After this year’s ordination of nine men, as many as six are scheduled to be ordained in 2015, Bishop Choby said.
In a period of three years the number of newly ordained priests will increase by half the current number of active diocesan priests, Bishop Choby said.
And the diocese continues to receive men interested in the priesthood. Four new seminarians will begin studies in the fall, which will give the diocese nearly 30 seminarians.
“Not too long ago it seemed, for whatever reason, vocations to the priesthood were drying up,” Bishop Choby said. “Through God’s grace and the intervention of the Holy Spirit, there seems to be a renewed interest in the priesthood, which speaks well for the future.”
The influx of new priests will allow some of the older priests to retire, Bishop Choby said, and it also will allow him to assign more priests to serve in some of the institutions in the diocese, such as high schools and hospitals.
“I think the impact with regard to the presbyterate in the diocese has a lot of dimensions to it,” Bishop Choby said of the number of new priests.
“I hope it is a welcome experience for the priests of the diocese, that they see it as a movement of the Holy Spirit that (is a witness to) the value … of the priesthood they themselves prepared for years ago,” Bishop Choby said.
There will be a time of adjustment between the current priests and the new priests, he said, as they navigate the generational differences between them. “I’m hoping in the spirit of the Lord the two groups will see each other as an affirmation of the value of spiritual things.”

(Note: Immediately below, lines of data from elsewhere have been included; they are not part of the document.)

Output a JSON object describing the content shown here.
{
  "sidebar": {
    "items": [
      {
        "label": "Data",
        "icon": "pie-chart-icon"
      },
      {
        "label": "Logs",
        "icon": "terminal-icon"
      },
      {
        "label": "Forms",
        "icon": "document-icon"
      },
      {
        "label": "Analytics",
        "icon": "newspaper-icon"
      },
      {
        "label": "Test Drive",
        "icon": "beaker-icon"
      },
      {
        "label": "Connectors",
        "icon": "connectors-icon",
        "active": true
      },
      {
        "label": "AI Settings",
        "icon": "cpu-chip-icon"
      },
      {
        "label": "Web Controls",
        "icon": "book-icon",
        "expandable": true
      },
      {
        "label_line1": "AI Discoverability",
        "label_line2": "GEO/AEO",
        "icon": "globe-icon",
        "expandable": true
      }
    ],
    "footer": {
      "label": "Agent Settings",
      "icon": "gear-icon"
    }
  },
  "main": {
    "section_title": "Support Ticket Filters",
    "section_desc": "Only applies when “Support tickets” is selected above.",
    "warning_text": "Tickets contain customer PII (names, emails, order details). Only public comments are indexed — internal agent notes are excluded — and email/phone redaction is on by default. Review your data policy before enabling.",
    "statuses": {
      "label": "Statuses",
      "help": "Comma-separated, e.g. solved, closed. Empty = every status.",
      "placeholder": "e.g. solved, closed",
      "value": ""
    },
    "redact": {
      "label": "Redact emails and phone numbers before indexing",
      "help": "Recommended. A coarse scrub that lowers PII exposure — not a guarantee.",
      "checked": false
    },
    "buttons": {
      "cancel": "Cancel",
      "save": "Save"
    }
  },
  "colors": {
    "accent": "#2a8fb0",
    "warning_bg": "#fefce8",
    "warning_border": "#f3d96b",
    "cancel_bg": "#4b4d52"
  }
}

Bishop Choby said the advice he would give the men preparing for ordination would be to love God and to allow that to be reflected in their spiritual and prayer life; to love the people that God puts in their lives; and to love the work they do.